Task objective: The required output is every entry, printed exactly as written.

Input records:
>>>

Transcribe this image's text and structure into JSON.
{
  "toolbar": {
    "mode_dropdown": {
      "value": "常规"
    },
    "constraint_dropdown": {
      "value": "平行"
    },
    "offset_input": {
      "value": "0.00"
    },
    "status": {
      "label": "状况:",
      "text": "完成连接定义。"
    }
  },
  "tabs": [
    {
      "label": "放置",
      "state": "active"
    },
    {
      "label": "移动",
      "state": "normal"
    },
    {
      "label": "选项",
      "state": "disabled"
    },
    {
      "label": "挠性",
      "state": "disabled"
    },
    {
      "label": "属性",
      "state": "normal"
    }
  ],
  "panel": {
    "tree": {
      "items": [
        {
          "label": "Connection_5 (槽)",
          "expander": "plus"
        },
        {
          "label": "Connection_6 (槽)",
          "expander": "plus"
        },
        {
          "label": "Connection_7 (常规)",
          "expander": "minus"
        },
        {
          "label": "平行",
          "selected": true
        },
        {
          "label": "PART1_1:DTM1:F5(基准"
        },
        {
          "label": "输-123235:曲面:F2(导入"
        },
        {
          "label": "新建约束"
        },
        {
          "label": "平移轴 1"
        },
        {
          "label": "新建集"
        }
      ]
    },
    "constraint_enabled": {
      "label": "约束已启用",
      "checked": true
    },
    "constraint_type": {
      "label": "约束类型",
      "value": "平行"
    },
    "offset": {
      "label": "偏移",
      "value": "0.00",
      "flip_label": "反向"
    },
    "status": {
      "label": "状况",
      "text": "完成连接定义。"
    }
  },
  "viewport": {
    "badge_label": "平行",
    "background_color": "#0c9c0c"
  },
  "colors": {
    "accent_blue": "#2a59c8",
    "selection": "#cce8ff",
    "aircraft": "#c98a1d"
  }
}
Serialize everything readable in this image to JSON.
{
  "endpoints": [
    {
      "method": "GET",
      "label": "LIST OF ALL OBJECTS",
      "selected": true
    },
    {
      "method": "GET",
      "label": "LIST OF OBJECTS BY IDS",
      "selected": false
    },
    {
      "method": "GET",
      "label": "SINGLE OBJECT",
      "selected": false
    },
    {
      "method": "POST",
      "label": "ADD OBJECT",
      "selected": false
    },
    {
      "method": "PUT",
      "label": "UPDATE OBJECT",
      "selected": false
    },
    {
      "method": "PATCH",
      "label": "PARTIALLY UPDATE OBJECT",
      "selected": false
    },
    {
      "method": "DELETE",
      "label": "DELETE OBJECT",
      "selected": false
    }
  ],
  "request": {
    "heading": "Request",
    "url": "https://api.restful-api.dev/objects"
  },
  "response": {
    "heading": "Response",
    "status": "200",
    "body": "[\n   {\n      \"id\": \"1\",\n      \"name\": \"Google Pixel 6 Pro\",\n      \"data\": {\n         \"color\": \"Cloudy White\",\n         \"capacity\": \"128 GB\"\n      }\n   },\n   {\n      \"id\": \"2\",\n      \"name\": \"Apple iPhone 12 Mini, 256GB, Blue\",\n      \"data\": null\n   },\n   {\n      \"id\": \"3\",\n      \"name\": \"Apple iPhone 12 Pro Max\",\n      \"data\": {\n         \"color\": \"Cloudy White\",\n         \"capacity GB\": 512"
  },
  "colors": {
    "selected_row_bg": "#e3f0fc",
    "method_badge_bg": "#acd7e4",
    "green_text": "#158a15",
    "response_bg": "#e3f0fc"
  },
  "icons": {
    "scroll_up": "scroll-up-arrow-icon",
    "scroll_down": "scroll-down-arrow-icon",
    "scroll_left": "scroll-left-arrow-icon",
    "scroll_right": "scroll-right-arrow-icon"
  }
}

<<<

The answer:
Transcribe this image's text and structure into JSON.
{
  "toolbar": {
    "mode_dropdown": {
      "value": "常规"
    },
    "constraint_dropdown": {
      "value": "平行"
    },
    "offset_input": {
      "value": "0.00"
    },
    "status": {
      "label": "状况:",
      "text": "完成连接定义。"
    }
  },
  "tabs": [
    {
      "label": "放置",
      "state": "active"
    },
    {
      "label": "移动",
      "state": "normal"
    },
    {
      "label": "选项",
      "state": "disabled"
    },
    {
      "label": "挠性",
      "state": "disabled"
    },
    {
      "label": "属性",
      "state": "normal"
    }
  ],
  "panel": {
    "tree": {
      "items": [
        {
          "label": "Connection_5 (槽)",
          "expander": "plus"
        },
        {
          "label": "Connection_6 (槽)",
          "expander": "plus"
        },
        {
          "label": "Connection_7 (常规)",
          "expander": "minus"
        },
        {
          "label": "平行",
          "selected": true
        },
        {
          "label": "PART1_1:DTM1:F5(基准"
        },
        {
          "label": "输-123235:曲面:F2(导入"
        },
        {
          "label": "新建约束"
        },
        {
          "label": "平移轴 1"
        },
        {
          "label": "新建集"
        }
      ]
    },
    "constraint_enabled": {
      "label": "约束已启用",
      "checked": true
    },
    "constraint_type": {
      "label": "约束类型",
      "value": "平行"
    },
    "offset": {
      "label": "偏移",
      "value": "0.00",
      "flip_label": "反向"
    },
    "status": {
      "label": "状况",
      "text": "完成连接定义。"
    }
  },
  "viewport": {
    "badge_label": "平行",
    "background_color": "#0c9c0c"
  },
  "colors": {
    "accent_blue": "#2a59c8",
    "selection": "#cce8ff",
    "aircraft": "#c98a1d"
  }
}
Serialize everything readable in this image to JSON.
{
  "endpoints": [
    {
      "method": "GET",
      "label": "LIST OF ALL OBJECTS",
      "selected": true
    },
    {
      "method": "GET",
      "label": "LIST OF OBJECTS BY IDS",
      "selected": false
    },
    {
      "method": "GET",
      "label": "SINGLE OBJECT",
      "selected": false
    },
    {
      "method": "POST",
      "label": "ADD OBJECT",
      "selected": false
    },
    {
      "method": "PUT",
      "label": "UPDATE OBJECT",
      "selected": false
    },
    {
      "method": "PATCH",
      "label": "PARTIALLY UPDATE OBJECT",
      "selected": false
    },
    {
      "method": "DELETE",
      "label": "DELETE OBJECT",
      "selected": false
    }
  ],
  "request": {
    "heading": "Request",
    "url": "https://api.restful-api.dev/objects"
  },
  "response": {
    "heading": "Response",
    "status": "200",
    "body": "[\n   {\n      \"id\": \"1\",\n      \"name\": \"Google Pixel 6 Pro\",\n      \"data\": {\n         \"color\": \"Cloudy White\",\n         \"capacity\": \"128 GB\"\n      }\n   },\n   {\n      \"id\": \"2\",\n      \"name\": \"Apple iPhone 12 Mini, 256GB, Blue\",\n      \"data\": null\n   },\n   {\n      \"id\": \"3\",\n      \"name\": \"Apple iPhone 12 Pro Max\",\n      \"data\": {\n         \"color\": \"Cloudy White\",\n         \"capacity GB\": 512"
  },
  "colors": {
    "selected_row_bg": "#e3f0fc",
    "method_badge_bg": "#acd7e4",
    "green_text": "#158a15",
    "response_bg": "#e3f0fc"
  },
  "icons": {
    "scroll_up": "scroll-up-arrow-icon",
    "scroll_down": "scroll-down-arrow-icon",
    "scroll_left": "scroll-left-arrow-icon",
    "scroll_right": "scroll-right-arrow-icon"
  }
}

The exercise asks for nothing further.